Audiovisual organisations unveil new international legal study supporting fair remuneration for audiovisual authors
May 14th, 2018 – Organisations representing authors in the audiovisual sector today welcomed a new global study calling for legal reforms to help screenwriters and directors earn royalties for the use of their works.
As filmmakers gather at the Cannes International Film Festival, leading screenwriters and directors are supporting the call - highlighted by the study - for audiovisual authors to have a guaranteed right of equitable remuneration when their works are used by digital services and other users.
In many countries, these creators do not have this right enshrined in the law and so are unable to share in the commercial success of their films and TV programmes. Instead they often have to sign over their rights to producers with whom they have little or no power to negotiate.
Commissioned by the International Confederation of Societies of Authors and Composers (CISAC) and Writers & Directors Worldwide (W&DW), this new international legal study is the first-ever comprehensive examination of global legislation to support reforms bringing fair payment to audiovisual authors. It is supported by the Society of Audiovisual Authors (SAA), which is leading efforts to amend EU legislation, bolstered by a declaration by 126 prominent screenwriters and directors across Europe and supported by an online petition signed by over 15,000 people from more than 100 countries.
The complete study, as well as a 6-page summary, are made available today.
Written by copyright law specialist and Universitat Oberta de Catalunya Intellectual Property Chair Professor, Raquel Xalabarder, the study recommends an international legal framework for introducing an unwaivable and inalienable remuneration right for audiovisual authors. This would benefit all parties without impinging on the commercial exploitation by the producer. The framework proposed complies with international and EU copyright obligations.
The new study provides a clear legislative blueprint for decision makers to ensure all audiovisual authors benefit equally, regardless of their country of origin or of audiovisual production.
Jia Zhang-ke, filmmaker whose film “Ash is purest White” competes for the Palme d’Or and CISAC Vice President said: "It is a matter of fairness. We need legal mechanisms that allow filmmakers and screenwriters to be compensated for the multiples uses of their works. This is truly necessary in the current digital ecosystem in which our works have the amazing potential to reach audiences around the world in the most direct way but for which we do not get fairly compensated.”
Julie Bertuccelli, film director and SAA patron said: “It is a true pleasure as a director to see my films being shown around the world. However, in order to make a living from my art, my collective management society must be able to represent my rights and negotiate remunerations with those exploiting my works, including video-on-demand platforms.”
W&DW President, Horacio Maldonado, said: “Audiovisual creators should no longer be deprived of their rights.
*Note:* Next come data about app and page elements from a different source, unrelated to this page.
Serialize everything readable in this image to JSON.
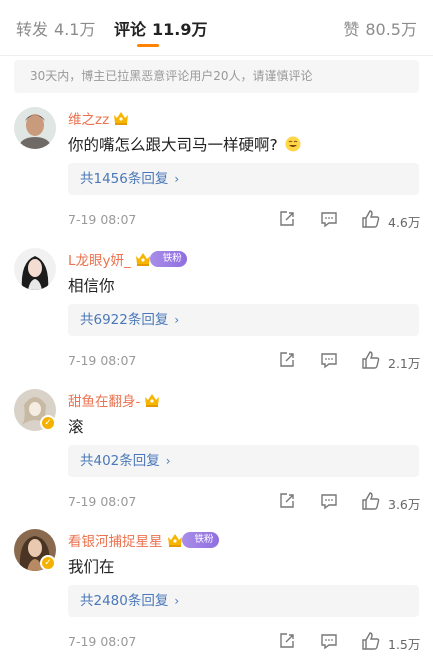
{
  "tabs": {
    "repost": {
      "label": "转发",
      "count": "4.1万"
    },
    "comment": {
      "label": "评论",
      "count": "11.9万"
    },
    "like": {
      "label": "赞",
      "count": "80.5万"
    }
  },
  "notice": "30天内，博主已拉黑恶意评论用户20人，请谨慎评论",
  "comments": [
    {
      "username": "维之zz",
      "text": "你的嘴怎么跟大司马一样硬啊?",
      "replies": "共1456条回复",
      "time": "7-19 08:07",
      "likes": "4.6万",
      "fan_badge": ""
    },
    {
      "username": "L龙眼y妍_",
      "text": "相信你",
      "replies": "共6922条回复",
      "time": "7-19 08:07",
      "likes": "2.1万",
      "fan_badge": "铁粉"
    },
    {
      "username": "甜鱼在翻身-",
      "text": "滚",
      "replies": "共402条回复",
      "time": "7-19 08:07",
      "likes": "3.6万",
      "fan_badge": ""
    },
    {
      "username": "看银河捕捉星星",
      "text": "我们在",
      "replies": "共2480条回复",
      "time": "7-19 08:07",
      "likes": "1.5万",
      "fan_badge": "铁粉"
    }
  ],
  "colors": {
    "accent": "#ff8200",
    "username": "#eb7350",
    "reply_link": "#4a78b8",
    "fan_badge": "#8f6fe0"
  },
  "icons": [
    "crown-icon",
    "verify-icon",
    "chevron-right-icon",
    "share-icon",
    "reply-icon",
    "like-icon",
    "emoji-icon"
  ]
}
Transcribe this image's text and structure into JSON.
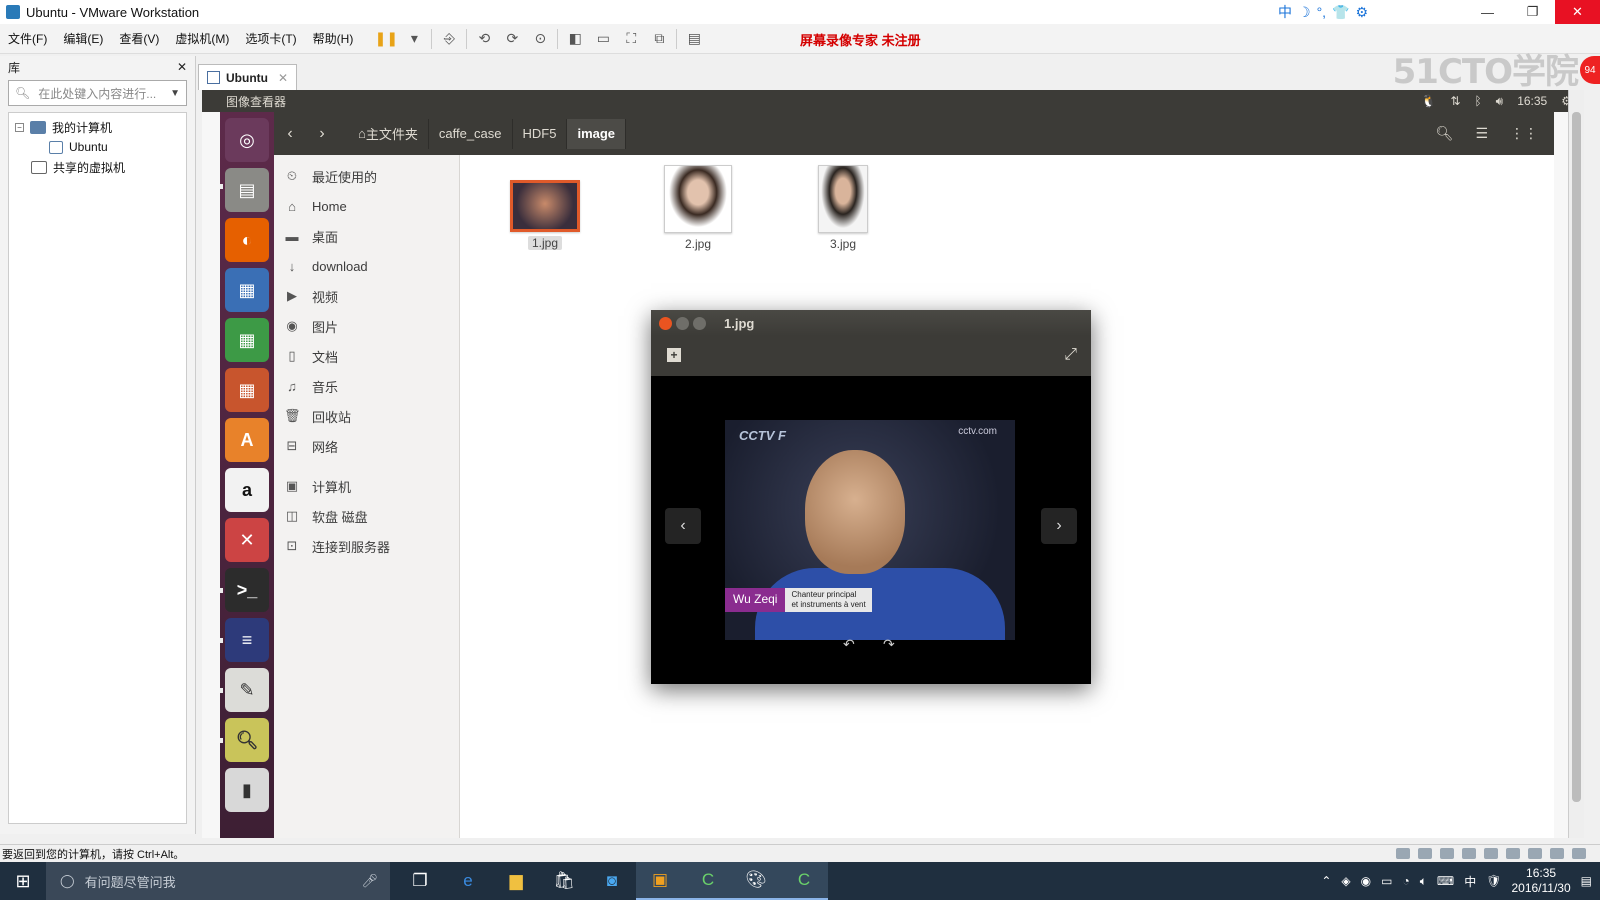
{
  "window": {
    "title": "Ubuntu - VMware Workstation",
    "controls": [
      "—",
      "❐",
      "✕"
    ]
  },
  "ime": [
    "中",
    "☽",
    "°,",
    "👕",
    "⚙"
  ],
  "menu": [
    "文件(F)",
    "编辑(E)",
    "查看(V)",
    "虚拟机(M)",
    "选项卡(T)",
    "帮助(H)"
  ],
  "recorder_text": "屏幕录像专家  未注册",
  "watermark": "51CTO学院",
  "badge": "94",
  "library": {
    "title": "库",
    "close": "✕",
    "search_placeholder": "在此处键入内容进行...",
    "tree": {
      "my_computer": "我的计算机",
      "vm": "Ubuntu",
      "shared": "共享的虚拟机"
    }
  },
  "tab": {
    "label": "Ubuntu",
    "close": "✕"
  },
  "ubuntu": {
    "app_title": "图像查看器",
    "clock": "16:35",
    "breadcrumbs": [
      "主文件夹",
      "caffe_case",
      "HDF5",
      "image"
    ],
    "places": [
      {
        "icon": "⏲",
        "label": "最近使用的"
      },
      {
        "icon": "⌂",
        "label": "Home"
      },
      {
        "icon": "▬",
        "label": "桌面"
      },
      {
        "icon": "↓",
        "label": "download"
      },
      {
        "icon": "▶",
        "label": "视频"
      },
      {
        "icon": "◉",
        "label": "图片"
      },
      {
        "icon": "▯",
        "label": "文档"
      },
      {
        "icon": "♫",
        "label": "音乐"
      },
      {
        "icon": "🗑",
        "label": "回收站"
      },
      {
        "icon": "⊟",
        "label": "网络"
      },
      {
        "icon": "▣",
        "label": "计算机"
      },
      {
        "icon": "◫",
        "label": "软盘 磁盘"
      },
      {
        "icon": "⊡",
        "label": "连接到服务器"
      }
    ],
    "files": [
      "1.jpg",
      "2.jpg",
      "3.jpg"
    ]
  },
  "viewer": {
    "title": "1.jpg",
    "photo_logo": "CCTV F",
    "photo_site": "cctv.com",
    "caption_name": "Wu Zeqi",
    "caption_desc_1": "Chanteur principal",
    "caption_desc_2": "et instruments à vent"
  },
  "status": "要返回到您的计算机，请按 Ctrl+Alt。",
  "taskbar": {
    "search_placeholder": "有问题尽管问我",
    "time": "16:35",
    "date": "2016/11/30",
    "ime": "中"
  }
}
Cultural diversity is at stake: at a time when growing market concentration means media giants often control the audiovisual landscape and broadcasting circuits, it is essential creators are given proper bargaining tools that enable them to continue making their voices heard, sharing their stories worldwide for generations to come.”
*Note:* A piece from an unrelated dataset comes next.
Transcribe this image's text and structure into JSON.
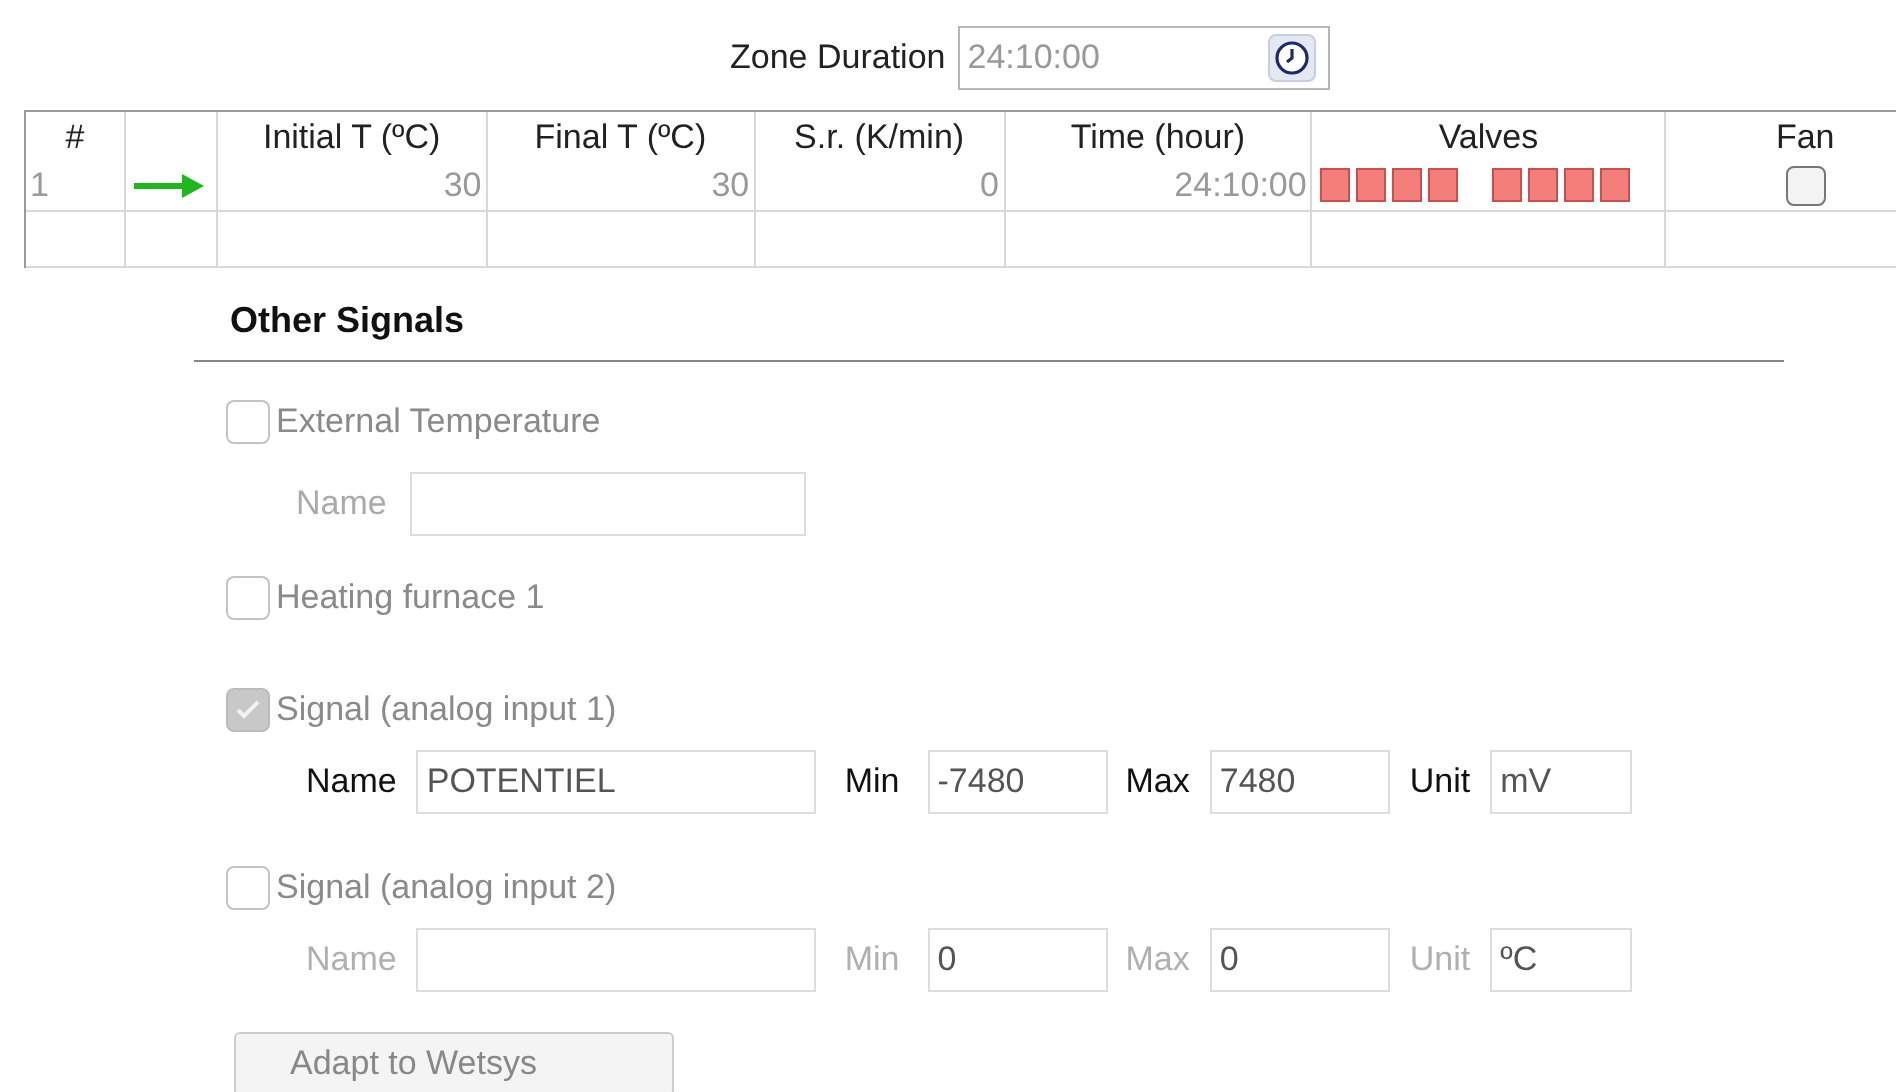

Background for Editors
- International momentum has been in the last few years pushing for the introduction of the right internationally. Chile adopted the game-changing Ricardo Larrain Law in 2016. In May 2017, Colombian screenwriters and directors obtained the unwaivable right to remuneration with the Pepe Sánchez Act. Brazil is currently examining similar legislation. In Europe, remuneration rights have been existing in several countries for a long time, such as in Belgium, France, Italy, Poland and Spain.
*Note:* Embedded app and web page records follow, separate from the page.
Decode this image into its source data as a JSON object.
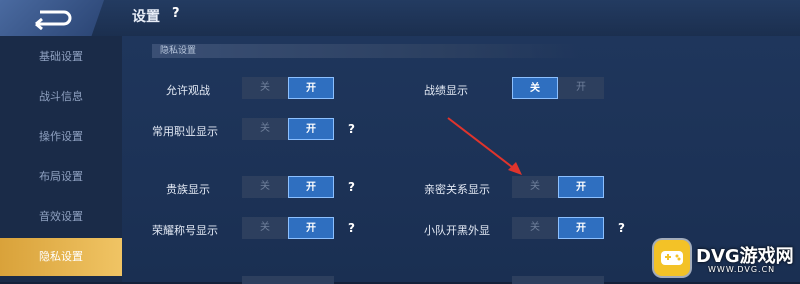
{
  "header": {
    "title": "设置",
    "help": "?"
  },
  "sidebar": {
    "items": [
      {
        "label": "基础设置"
      },
      {
        "label": "战斗信息"
      },
      {
        "label": "操作设置"
      },
      {
        "label": "布局设置"
      },
      {
        "label": "音效设置"
      },
      {
        "label": "隐私设置",
        "active": true
      }
    ]
  },
  "section": {
    "title": "隐私设置"
  },
  "settings": {
    "allow_spectate": {
      "label": "允许观战",
      "off": "关",
      "on": "开",
      "value": "on"
    },
    "record_display": {
      "label": "战绩显示",
      "off": "关",
      "on": "开",
      "value": "off"
    },
    "common_role_display": {
      "label": "常用职业显示",
      "off": "关",
      "on": "开",
      "value": "on",
      "help": "?"
    },
    "noble_display": {
      "label": "贵族显示",
      "off": "关",
      "on": "开",
      "value": "on",
      "help": "?"
    },
    "intimate_display": {
      "label": "亲密关系显示",
      "off": "关",
      "on": "开",
      "value": "on"
    },
    "honor_title_display": {
      "label": "荣耀称号显示",
      "off": "关",
      "on": "开",
      "value": "on",
      "help": "?"
    },
    "team_open_outfit": {
      "label": "小队开黑外显",
      "off": "关",
      "on": "开",
      "value": "on",
      "help": "?"
    }
  },
  "watermark": {
    "text": "DVG游戏网",
    "url": "WWW.DVG.CN"
  },
  "colors": {
    "accent": "#2f6fc0",
    "active_tab": "#e0aa45",
    "arrow": "#e0342c"
  }
}
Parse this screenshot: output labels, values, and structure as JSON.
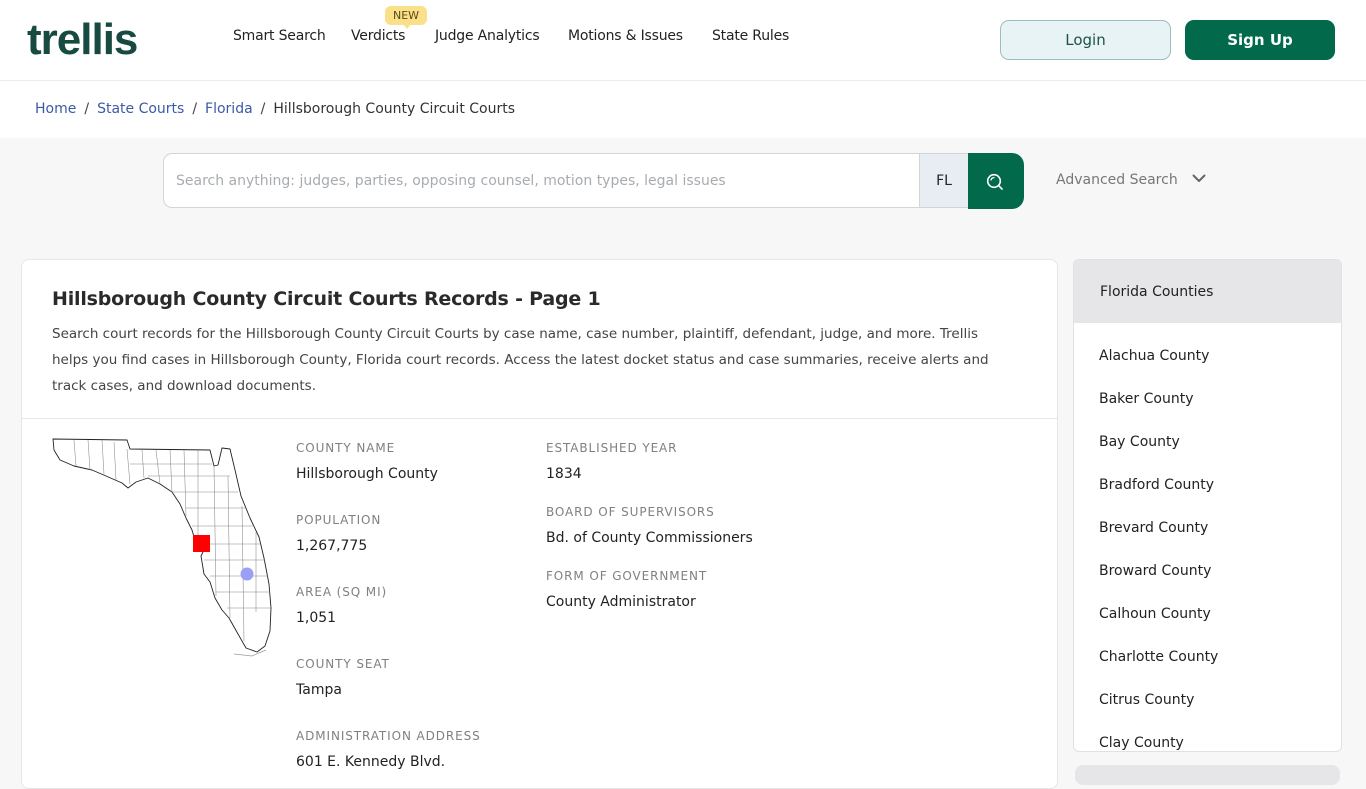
{
  "header": {
    "logo": "trellis",
    "nav": [
      {
        "label": "Smart Search"
      },
      {
        "label": "Verdicts",
        "badge": "NEW"
      },
      {
        "label": "Judge Analytics"
      },
      {
        "label": "Motions & Issues"
      },
      {
        "label": "State Rules"
      }
    ],
    "login_label": "Login",
    "signup_label": "Sign Up"
  },
  "breadcrumb": {
    "items": [
      "Home",
      "State Courts",
      "Florida"
    ],
    "current": "Hillsborough County Circuit Courts",
    "separator": "/"
  },
  "search": {
    "placeholder": "Search anything: judges, parties, opposing counsel, motion types, legal issues",
    "value": "",
    "state": "FL",
    "advanced_label": "Advanced Search"
  },
  "main": {
    "title": "Hillsborough County Circuit Courts Records - Page 1",
    "description": "Search court records for the Hillsborough County Circuit Courts by case name, case number, plaintiff, defendant, judge, and more. Trellis helps you find cases in Hillsborough County, Florida court records. Access the latest docket status and case summaries, receive alerts and track cases, and download documents.",
    "map": {
      "highlight_county": "Hillsborough County",
      "highlight_color": "#ff0000",
      "lake_color": "#9aa0f5"
    },
    "fields_left": [
      {
        "label": "County Name",
        "value": "Hillsborough County"
      },
      {
        "label": "Population",
        "value": "1,267,775"
      },
      {
        "label": "Area (sq mi)",
        "value": "1,051"
      },
      {
        "label": "County Seat",
        "value": "Tampa"
      },
      {
        "label": "Administration Address",
        "value": "601 E. Kennedy Blvd."
      }
    ],
    "fields_right": [
      {
        "label": "Established Year",
        "value": "1834"
      },
      {
        "label": "Board of Supervisors",
        "value": "Bd. of County Commissioners"
      },
      {
        "label": "Form of Government",
        "value": "County Administrator"
      }
    ]
  },
  "sidebar": {
    "title": "Florida Counties",
    "items": [
      "Alachua County",
      "Baker County",
      "Bay County",
      "Bradford County",
      "Brevard County",
      "Broward County",
      "Calhoun County",
      "Charlotte County",
      "Citrus County",
      "Clay County"
    ]
  },
  "colors": {
    "brand_dark": "#174a40",
    "brand_green": "#02694a",
    "link_blue": "#3d5aa8",
    "badge_yellow": "#fbe08a"
  }
}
- At EU level, the Culture and Industry committees of the European Parliament proposed to introduce an unwaivable and inalienable right for remuneration to audiovisual authors for the on-demand exploitation of their works in the Directive on Copyright in the Digital Single Market. Discussions are now on-going in the Legal Affairs’ committee for a vote before the summer.
- A recent survey underlines the discriminatory treatment of screenwriters and directors in Europe. Commissioned by the Federation of European Film Directors (FERA) and the Federation of Screenwriters in Europe (FSE), it shows 75% of screenwriters and directors experience substantial financial insecurity despite the surge of new online platforms disseminating their works.
For 6-page summary of the study go here.
To see the full study go here.